Task brief: Across all the records below, count the lines that hold "title". State only that figure.

━━ Data shown ━━

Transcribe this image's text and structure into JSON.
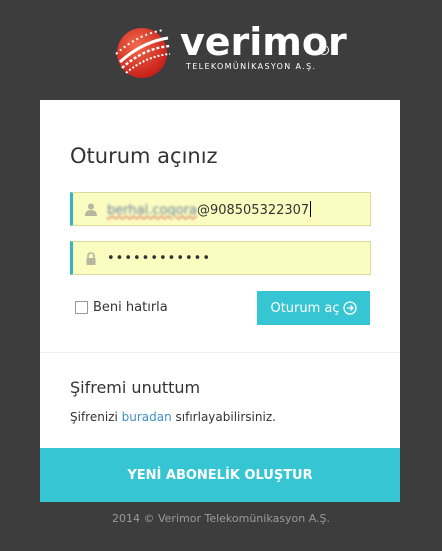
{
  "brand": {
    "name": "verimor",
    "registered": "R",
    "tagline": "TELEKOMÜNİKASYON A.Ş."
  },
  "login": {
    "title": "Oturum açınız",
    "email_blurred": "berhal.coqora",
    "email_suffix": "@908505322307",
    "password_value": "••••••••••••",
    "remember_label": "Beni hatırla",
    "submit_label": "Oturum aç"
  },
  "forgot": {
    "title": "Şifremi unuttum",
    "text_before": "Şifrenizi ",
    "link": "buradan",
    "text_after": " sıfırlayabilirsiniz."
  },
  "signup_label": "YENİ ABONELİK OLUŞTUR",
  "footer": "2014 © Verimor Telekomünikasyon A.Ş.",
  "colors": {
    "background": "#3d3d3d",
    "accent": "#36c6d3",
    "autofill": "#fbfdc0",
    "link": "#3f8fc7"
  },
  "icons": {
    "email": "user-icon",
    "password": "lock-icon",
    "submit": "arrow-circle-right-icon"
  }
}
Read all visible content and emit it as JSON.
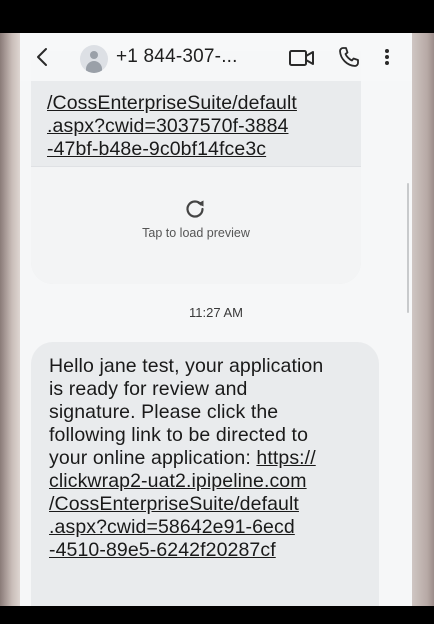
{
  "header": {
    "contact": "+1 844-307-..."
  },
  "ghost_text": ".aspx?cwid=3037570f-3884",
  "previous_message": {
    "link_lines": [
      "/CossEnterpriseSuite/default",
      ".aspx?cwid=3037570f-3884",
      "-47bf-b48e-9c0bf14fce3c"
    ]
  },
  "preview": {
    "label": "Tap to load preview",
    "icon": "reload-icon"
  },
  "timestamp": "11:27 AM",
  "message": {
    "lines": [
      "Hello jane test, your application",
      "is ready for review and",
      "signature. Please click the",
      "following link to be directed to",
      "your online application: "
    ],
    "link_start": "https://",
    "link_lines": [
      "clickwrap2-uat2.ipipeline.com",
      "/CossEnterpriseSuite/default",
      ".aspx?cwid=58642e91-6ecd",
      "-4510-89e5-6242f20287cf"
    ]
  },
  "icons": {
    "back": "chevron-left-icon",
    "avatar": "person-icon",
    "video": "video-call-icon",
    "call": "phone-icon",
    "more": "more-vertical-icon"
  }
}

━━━

Expected answer: 2